Noorilim Estate and the surrounding Goulburn River Valley Region have a rich history that includes Aboriginal habitation, squatters, land barons, agriculture, war, commerce and politics. ‘Noorilim' is named after the local Ngurai-illum Aboriginal tribe and supposedly translates to 'many lagoons', as the area was a natural flood plain of the lower Goulburn River prior to the construction of the Goulburn Weir completed in 1891.
The original Noorilim Run included over 44,000 acres of leasehold land controlled initially by Frederick Manton. By the time the mansion was commissioned by William Irving Winter in 1879 this was reduced to approximately 2400 acres of freehold and leasehold land adjoining both sides of the Goulburn river. The estate, including the mansion, has had 11 owners over its long history and has been used as a sheep and cattle station, thoroughbred horse stud, private residence and more recently as a vineyard.
The mansion is constructed in the Victorian Italianate style with attendant tower, a dominant external feature, similar to other impressive buildings of the period including the Victorian Houses of Parliament and Werribee Park. It is perhaps the finest work of architect, James Gall, who also designed Mintaro at Monegeeta and Frognall at Canterbury, both in Victoria.

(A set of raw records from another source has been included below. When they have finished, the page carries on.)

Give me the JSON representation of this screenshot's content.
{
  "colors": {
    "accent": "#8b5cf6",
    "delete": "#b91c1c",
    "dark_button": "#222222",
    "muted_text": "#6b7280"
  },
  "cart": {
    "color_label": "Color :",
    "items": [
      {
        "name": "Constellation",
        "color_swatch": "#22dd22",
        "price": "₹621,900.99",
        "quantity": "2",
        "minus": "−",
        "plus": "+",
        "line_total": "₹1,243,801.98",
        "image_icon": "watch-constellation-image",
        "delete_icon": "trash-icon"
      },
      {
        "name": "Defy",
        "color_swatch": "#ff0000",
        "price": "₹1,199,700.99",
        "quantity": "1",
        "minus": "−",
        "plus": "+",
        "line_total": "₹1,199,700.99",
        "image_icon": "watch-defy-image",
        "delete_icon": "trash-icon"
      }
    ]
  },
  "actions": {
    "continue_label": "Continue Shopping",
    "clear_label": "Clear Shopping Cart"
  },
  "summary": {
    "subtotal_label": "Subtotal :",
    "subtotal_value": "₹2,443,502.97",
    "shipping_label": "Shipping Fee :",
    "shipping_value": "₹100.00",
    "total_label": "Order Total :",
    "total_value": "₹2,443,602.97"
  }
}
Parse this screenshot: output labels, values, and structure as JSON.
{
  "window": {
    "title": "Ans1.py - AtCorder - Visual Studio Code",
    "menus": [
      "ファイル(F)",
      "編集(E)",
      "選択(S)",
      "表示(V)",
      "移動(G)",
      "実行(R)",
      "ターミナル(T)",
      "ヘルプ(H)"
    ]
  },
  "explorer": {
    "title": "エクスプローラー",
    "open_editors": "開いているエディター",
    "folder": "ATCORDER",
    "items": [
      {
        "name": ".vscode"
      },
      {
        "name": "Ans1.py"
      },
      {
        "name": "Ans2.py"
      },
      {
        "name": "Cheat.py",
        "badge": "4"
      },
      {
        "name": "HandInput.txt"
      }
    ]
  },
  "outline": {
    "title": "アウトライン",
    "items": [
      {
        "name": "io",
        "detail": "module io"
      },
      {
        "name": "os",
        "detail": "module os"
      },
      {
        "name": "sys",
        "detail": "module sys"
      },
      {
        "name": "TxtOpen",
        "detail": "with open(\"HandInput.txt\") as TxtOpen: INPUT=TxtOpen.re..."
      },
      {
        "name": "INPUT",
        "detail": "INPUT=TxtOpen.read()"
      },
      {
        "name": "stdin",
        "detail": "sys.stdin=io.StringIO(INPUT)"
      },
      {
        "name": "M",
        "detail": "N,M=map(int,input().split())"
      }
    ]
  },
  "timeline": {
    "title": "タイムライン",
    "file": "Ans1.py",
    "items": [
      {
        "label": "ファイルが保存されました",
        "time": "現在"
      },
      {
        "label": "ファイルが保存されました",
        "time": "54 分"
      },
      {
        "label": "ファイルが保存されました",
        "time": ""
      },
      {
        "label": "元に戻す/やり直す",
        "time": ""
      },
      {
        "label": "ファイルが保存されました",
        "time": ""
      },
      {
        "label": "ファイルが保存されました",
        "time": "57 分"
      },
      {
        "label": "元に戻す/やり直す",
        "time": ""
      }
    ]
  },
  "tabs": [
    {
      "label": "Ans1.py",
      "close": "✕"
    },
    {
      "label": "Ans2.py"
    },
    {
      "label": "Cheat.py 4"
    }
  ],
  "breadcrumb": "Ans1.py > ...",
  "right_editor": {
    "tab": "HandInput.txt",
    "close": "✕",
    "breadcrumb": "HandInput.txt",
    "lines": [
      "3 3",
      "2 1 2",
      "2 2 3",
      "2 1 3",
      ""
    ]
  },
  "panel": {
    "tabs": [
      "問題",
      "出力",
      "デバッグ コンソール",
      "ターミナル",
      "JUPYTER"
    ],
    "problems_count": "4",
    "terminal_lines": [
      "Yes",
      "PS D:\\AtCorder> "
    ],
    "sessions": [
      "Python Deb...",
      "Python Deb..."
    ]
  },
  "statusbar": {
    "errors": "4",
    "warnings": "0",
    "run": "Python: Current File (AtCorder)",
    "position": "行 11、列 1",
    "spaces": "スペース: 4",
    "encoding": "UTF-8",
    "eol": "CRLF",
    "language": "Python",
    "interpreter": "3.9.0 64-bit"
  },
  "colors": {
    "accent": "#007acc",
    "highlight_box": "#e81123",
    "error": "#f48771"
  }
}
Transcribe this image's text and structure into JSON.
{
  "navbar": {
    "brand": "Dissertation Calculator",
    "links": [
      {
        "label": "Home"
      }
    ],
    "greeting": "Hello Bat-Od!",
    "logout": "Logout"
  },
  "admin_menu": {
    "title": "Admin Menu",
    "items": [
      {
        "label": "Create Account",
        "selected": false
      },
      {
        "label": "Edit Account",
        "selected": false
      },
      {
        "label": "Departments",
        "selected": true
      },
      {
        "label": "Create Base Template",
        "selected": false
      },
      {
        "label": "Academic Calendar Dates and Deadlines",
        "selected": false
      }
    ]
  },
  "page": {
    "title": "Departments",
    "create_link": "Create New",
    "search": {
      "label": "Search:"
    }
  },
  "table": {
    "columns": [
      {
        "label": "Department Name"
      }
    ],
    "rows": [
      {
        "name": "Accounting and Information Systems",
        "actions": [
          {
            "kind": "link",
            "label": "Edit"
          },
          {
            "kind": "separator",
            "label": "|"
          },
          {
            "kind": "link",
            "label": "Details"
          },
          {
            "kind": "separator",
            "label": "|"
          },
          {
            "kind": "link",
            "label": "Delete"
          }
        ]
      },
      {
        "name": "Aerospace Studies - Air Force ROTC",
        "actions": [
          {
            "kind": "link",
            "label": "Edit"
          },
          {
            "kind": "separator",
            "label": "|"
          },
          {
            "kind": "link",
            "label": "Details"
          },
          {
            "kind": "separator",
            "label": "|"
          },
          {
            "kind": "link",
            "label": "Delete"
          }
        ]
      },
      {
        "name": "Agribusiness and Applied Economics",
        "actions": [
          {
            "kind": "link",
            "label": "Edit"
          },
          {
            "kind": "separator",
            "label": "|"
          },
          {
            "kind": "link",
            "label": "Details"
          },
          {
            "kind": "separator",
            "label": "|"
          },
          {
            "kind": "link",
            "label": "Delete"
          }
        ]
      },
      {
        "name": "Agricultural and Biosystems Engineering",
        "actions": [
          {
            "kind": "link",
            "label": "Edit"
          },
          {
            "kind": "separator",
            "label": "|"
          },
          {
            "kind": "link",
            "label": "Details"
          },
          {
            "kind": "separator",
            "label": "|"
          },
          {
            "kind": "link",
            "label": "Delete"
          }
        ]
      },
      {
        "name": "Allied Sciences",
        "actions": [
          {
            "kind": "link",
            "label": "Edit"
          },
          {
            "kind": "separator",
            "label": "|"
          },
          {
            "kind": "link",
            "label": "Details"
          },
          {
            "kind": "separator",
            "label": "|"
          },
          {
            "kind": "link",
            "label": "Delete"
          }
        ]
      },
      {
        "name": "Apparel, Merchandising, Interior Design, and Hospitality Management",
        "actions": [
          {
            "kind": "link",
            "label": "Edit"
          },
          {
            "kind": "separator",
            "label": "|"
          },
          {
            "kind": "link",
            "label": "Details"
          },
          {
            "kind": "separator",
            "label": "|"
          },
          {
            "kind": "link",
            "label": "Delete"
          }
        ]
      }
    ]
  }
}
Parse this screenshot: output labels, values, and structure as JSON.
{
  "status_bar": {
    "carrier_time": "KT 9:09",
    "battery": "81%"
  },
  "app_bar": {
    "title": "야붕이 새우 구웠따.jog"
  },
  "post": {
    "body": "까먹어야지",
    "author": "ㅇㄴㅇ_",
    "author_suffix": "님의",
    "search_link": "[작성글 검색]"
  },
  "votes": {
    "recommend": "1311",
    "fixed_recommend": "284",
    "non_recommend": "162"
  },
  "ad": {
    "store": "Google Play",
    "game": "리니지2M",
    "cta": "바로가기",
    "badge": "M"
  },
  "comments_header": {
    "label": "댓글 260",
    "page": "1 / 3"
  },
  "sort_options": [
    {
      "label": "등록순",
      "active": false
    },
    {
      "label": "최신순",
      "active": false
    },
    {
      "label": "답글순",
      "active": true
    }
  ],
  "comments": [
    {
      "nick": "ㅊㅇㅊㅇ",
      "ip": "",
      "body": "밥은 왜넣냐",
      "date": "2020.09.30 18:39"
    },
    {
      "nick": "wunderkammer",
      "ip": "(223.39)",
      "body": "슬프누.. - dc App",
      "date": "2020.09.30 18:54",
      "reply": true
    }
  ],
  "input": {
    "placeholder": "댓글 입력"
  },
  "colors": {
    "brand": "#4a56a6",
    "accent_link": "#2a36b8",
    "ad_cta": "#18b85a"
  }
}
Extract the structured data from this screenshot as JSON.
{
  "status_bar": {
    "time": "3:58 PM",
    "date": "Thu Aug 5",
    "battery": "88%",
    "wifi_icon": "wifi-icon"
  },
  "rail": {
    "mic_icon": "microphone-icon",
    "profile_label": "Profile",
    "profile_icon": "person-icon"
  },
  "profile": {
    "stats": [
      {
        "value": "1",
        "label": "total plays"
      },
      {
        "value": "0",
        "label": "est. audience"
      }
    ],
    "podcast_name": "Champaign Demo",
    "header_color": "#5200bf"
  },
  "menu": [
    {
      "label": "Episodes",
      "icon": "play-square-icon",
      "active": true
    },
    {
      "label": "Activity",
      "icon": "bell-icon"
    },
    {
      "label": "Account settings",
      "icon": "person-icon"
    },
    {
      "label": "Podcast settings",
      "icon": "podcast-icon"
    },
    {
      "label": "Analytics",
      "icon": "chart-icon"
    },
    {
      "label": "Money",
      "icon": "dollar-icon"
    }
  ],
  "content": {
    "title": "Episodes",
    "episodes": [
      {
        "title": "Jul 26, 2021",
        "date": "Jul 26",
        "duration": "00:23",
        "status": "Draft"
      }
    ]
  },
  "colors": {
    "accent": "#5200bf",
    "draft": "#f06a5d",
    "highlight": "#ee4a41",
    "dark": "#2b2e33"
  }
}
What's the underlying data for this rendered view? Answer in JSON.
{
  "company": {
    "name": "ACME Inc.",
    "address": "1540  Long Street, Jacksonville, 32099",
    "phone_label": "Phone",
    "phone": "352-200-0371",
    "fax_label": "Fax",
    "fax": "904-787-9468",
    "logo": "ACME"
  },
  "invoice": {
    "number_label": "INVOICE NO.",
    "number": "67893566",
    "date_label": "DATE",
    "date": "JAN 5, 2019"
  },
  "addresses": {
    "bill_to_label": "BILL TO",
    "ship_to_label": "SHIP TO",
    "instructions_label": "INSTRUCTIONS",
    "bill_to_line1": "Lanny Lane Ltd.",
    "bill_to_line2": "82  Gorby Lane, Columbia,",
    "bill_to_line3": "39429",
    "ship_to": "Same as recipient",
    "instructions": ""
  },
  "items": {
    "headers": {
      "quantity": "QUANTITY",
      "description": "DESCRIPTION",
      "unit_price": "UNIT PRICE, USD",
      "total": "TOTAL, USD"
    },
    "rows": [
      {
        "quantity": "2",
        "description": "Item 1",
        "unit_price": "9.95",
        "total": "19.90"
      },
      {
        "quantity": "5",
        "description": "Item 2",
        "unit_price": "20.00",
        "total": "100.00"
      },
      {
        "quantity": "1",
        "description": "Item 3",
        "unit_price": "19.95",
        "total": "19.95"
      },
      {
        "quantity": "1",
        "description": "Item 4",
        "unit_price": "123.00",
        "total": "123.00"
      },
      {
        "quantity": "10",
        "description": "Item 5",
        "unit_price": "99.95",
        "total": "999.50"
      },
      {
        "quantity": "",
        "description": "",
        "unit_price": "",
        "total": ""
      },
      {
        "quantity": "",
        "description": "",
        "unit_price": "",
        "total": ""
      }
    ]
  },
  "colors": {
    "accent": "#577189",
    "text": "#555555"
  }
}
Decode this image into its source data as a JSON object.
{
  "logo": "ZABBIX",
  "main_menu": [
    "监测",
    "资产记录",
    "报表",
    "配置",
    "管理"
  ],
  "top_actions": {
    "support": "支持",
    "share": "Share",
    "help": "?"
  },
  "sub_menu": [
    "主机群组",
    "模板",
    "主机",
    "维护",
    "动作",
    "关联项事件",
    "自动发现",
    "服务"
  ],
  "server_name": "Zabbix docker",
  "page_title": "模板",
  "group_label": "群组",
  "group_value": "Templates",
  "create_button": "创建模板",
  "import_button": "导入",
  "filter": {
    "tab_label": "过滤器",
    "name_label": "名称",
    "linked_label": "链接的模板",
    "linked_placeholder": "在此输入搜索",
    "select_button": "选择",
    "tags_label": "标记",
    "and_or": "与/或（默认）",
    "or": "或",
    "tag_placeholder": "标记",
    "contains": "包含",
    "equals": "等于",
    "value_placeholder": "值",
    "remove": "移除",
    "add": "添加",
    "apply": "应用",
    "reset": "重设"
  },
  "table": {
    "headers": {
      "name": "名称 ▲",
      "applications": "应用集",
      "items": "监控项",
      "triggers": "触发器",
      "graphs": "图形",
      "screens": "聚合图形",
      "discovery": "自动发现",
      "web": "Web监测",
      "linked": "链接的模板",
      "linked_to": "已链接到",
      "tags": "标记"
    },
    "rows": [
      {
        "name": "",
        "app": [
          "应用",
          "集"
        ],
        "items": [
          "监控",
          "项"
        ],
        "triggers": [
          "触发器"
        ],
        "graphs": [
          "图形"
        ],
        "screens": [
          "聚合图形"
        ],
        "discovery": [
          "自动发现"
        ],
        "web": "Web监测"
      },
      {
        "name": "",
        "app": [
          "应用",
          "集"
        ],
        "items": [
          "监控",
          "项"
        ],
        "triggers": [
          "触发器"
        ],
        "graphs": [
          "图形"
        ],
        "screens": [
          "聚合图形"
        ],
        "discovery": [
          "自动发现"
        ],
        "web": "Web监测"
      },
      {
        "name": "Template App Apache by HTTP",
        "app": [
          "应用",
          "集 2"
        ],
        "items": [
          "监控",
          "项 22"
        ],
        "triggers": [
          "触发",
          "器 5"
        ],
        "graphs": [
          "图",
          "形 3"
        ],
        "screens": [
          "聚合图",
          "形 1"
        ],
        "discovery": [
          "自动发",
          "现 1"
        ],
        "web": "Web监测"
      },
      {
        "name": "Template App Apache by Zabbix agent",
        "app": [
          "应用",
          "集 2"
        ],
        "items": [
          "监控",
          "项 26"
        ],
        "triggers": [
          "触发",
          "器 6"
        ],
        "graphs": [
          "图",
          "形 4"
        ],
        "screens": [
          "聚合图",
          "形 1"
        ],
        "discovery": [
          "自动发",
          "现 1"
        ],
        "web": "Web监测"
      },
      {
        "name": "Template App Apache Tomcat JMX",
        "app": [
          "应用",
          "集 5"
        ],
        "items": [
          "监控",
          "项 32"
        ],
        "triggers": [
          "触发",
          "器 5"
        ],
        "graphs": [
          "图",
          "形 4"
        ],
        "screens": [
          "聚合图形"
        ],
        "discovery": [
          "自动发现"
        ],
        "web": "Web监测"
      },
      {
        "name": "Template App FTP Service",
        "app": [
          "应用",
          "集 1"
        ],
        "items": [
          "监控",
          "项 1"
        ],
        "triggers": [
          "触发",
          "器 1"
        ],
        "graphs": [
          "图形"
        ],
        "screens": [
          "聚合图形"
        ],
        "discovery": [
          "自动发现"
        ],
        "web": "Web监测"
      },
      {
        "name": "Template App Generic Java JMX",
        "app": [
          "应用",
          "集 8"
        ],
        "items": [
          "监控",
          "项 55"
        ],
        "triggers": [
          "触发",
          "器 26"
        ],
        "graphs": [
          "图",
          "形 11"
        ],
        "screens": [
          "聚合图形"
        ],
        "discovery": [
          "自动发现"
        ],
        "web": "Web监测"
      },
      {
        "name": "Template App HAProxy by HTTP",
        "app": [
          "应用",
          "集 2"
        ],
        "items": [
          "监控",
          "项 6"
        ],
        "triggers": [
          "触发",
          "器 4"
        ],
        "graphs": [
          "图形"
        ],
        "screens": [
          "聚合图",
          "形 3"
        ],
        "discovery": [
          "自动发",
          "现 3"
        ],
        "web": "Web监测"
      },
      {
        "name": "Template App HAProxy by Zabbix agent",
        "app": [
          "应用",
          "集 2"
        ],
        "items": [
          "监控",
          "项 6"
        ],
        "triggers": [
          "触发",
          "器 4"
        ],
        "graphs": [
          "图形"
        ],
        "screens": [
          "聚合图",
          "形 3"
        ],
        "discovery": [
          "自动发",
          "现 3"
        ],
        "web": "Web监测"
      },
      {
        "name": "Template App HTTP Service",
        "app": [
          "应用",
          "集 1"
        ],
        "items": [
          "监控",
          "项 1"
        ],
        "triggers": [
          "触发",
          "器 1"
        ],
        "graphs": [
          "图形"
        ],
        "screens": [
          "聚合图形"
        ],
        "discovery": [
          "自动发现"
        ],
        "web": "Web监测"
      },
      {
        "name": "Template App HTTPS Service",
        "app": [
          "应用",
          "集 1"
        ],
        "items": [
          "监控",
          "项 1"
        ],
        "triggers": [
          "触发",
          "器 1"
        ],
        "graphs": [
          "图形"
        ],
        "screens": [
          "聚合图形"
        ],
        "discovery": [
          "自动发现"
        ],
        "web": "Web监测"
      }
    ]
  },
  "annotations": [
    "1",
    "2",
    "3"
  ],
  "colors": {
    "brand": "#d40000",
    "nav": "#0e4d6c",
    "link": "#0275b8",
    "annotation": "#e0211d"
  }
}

Noorilim was one of many grand homesteads built by the Winter family who once controlled a quarter of a million acres of pastoral land at the peak of their operations. The others include Dhurringile, a 65-room mansion north of Murchison built in 1877 by William’s older brother James (now run as the Dhurringile Prison), Colbinabbin (privately owned), and Stanhope (now derelict).